I’ve been thinking about the workshop model in light of today’s learner, specifically the self-directed learner in a personalized learning classroom/community. Gone are the days when students would gather together in front of an easel for a mini-lesson on, let’s say, imagery. We would read a beautiful text such as All Summer in a Day, and then everyone would go back to their seat to use imagery in their writing. For years, I mapped mini-lessons for my class, even for a school, so the scope and sequence would spiral and build so students would grow as writers. Chris Van Allsburg, Ruth Heller, Patricia Polacco. Favorite authors and favorite books would teach students word choice, sentence fluency, organization, idea development. We built a community of readers and writers, year after year after year. Everyone on the same page at the same time.
But as I reflect on that wonderful workshop model, rich in skills, I find it outdated in execution and structure for the modern learner. Yes, skills should always be embedded and never in isolation, but the step by step whole group mini-lessons? It’s changed. Students don’t wait to learn anymore; they can learn all the time, everywhere. I’m sure this makes some teachers, in particular, squirm a bit, as they *need* a lesson to follow from a book and may not be comfortable trying a more customized approach. The workshop model has proven successful in teaching literacy. But the world has changed, and so has the learner.
Several years ago I returned to the classroom (after a few years at home with my family) to teach graphic design, web design, and video storytelling. I had run these classes using the workshop model, so I thought that is where I would start. But within a couple of weeks, I noticed something indicative of the modern learner. No longer was the computer a novelty and no longer did they need me to break down every little skill. And I discovered how the Internet had just become my new best friend in teaching. I began to experiment with less of me teaching and more of my students “figuring it out” by tapping into experts online, using the plethora of authentic exemplars now readily available and the amazing power of Google Apps for Education.

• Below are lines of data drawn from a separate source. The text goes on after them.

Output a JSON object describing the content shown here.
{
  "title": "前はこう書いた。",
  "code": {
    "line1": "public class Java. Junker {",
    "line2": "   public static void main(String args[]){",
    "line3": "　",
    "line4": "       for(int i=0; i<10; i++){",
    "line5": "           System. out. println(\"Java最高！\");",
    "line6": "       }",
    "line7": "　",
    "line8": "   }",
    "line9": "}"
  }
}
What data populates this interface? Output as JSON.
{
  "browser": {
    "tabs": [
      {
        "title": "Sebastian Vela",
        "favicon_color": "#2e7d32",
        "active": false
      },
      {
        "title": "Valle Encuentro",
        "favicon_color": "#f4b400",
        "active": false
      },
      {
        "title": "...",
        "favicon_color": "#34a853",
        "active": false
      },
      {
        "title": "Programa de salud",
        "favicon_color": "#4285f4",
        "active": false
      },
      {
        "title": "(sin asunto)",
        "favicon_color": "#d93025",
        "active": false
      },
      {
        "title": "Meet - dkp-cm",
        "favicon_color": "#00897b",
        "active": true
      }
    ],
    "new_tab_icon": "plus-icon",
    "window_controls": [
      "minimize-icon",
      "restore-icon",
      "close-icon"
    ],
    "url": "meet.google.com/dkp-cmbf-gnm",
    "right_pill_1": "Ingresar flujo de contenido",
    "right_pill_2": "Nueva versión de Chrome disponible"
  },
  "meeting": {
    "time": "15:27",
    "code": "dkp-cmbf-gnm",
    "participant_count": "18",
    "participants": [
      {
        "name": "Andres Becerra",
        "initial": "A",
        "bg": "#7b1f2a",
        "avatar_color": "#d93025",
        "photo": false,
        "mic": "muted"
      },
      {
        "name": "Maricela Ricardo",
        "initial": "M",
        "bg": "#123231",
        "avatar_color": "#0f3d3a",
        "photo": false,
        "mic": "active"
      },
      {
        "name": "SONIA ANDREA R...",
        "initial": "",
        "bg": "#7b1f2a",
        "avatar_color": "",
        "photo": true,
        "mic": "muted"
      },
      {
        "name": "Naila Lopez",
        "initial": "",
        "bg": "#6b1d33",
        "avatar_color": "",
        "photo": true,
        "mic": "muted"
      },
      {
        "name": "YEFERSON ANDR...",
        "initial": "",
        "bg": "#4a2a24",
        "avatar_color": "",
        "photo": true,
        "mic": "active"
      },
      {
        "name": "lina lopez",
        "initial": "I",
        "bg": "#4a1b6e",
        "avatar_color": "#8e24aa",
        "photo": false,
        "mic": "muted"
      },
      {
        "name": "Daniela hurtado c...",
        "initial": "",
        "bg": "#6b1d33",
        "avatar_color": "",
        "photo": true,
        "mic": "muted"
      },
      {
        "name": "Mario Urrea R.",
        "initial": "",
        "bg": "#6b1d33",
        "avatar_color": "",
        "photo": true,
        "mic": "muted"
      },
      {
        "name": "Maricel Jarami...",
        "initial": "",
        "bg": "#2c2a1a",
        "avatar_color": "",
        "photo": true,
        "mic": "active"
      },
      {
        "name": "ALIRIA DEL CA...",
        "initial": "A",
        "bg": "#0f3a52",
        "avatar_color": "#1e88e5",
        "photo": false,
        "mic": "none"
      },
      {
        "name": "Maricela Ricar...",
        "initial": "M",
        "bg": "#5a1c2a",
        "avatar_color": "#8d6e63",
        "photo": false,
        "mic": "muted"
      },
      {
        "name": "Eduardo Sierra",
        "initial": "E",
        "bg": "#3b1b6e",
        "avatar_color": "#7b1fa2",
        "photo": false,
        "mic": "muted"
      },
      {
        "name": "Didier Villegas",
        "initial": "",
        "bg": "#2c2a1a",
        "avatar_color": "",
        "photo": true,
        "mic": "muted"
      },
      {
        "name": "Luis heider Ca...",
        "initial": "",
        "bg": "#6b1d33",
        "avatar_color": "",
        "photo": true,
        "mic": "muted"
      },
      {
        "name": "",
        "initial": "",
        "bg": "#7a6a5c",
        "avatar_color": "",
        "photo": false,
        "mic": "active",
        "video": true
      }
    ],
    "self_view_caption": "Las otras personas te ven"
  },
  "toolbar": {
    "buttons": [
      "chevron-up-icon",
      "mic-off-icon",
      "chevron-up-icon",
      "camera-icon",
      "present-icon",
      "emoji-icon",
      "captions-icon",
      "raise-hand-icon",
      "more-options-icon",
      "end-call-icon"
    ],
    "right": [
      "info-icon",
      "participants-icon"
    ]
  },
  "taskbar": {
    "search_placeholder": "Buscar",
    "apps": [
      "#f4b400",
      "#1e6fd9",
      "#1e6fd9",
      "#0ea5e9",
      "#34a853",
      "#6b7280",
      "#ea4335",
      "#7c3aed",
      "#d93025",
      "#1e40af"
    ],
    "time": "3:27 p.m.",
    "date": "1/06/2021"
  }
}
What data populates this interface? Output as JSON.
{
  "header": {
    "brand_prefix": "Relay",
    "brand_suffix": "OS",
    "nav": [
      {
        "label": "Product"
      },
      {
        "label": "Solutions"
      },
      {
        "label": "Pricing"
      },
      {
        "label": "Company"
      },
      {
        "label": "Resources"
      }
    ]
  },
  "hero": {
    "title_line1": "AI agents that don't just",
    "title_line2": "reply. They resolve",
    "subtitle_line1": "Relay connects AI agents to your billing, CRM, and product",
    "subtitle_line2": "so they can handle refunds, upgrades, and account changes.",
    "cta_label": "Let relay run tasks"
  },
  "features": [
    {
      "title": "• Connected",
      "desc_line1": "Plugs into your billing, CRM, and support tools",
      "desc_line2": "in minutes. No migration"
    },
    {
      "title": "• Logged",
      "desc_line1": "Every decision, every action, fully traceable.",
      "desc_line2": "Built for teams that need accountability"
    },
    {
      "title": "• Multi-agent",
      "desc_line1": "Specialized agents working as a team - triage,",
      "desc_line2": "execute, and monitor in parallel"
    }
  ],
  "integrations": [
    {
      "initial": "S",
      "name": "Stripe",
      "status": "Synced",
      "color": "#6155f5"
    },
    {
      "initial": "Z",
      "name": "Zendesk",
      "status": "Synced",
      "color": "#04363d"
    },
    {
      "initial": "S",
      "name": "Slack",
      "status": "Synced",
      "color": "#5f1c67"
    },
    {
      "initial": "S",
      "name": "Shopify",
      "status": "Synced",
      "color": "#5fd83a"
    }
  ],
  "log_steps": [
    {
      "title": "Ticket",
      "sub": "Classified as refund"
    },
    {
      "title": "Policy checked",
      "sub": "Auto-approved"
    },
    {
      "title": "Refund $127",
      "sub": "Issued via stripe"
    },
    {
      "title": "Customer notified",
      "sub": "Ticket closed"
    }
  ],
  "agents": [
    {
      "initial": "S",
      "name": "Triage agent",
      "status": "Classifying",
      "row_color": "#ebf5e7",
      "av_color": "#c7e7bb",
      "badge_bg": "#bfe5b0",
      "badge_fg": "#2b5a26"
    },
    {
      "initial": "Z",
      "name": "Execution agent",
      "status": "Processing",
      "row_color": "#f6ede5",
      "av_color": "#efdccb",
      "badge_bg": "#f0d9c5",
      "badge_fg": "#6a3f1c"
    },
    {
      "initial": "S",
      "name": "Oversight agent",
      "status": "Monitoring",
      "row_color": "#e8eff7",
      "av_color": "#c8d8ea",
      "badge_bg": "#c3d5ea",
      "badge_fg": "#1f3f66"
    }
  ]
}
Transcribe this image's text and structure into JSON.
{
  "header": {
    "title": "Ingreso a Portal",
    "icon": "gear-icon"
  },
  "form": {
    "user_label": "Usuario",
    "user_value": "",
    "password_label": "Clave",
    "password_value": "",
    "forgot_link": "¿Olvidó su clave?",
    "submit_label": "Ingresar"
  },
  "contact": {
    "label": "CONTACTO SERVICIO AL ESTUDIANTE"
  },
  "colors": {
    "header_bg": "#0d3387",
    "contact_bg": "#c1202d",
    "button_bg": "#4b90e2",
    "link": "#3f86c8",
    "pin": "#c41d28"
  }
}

In essence, I stepped out of the way and let my students lead. I’ve never looked back.
What I learned was instead of being all obsessive about my mapped skills in their certain order, starting with a big idea such as communication or design was more effective. Maybe the challenge was we needed to communicate a cause that we had been researching. What do we want to communicate? What platforms were out there? What did we need to learn to best communicate our message? We would have maybe one or two lessons on big ideas, project goals and parameters, discussion of expectations and then students would dive into planning and producing. I created check in points throughout the stages of production, and I was available for any help along with way. Students began e-mailing me with questions, they would have working lunches in my room, even after school. I remember one student in particular, who didn’t particularly like school, walk into 7th hour, end of the day, and say “I’ve been thinking about my project all day, and I have an idea to improve it.” I still had my list of mapped skills, so instead of holding my students to my schedule, I made it a goal to give one skill mini-lesson every time I talked with a student. With this approach, I noticed they learned twice as much in a semester as in the past. I gave up being the hard skill expert and instead became the design expert. They needed me to help them process and deepen their thinking, not teach them tool after tool after tool. Instead, I embedded design and communication skills everyday in my own conversations and feedback, and students taught each other as they worked together and shared ideas.
Yesterday, my own son, a 5th grader, worked on his literacy skills through the personalized learning platform Lexia Core 5. A Sunday afternoon, at home, lying on the couch. As I listened, I heard mini-lesson after mini-lesson of reading and writing skills through his level. More than he would have ever learned sitting in front of an easel, one mini-lesson at a time. He asked questions, we discussed, we even processed how we could use some of the vocabulary at home and in our writing. Conversations. Feedback. Deeper Learning. Customized to the student. This is our modern learner today.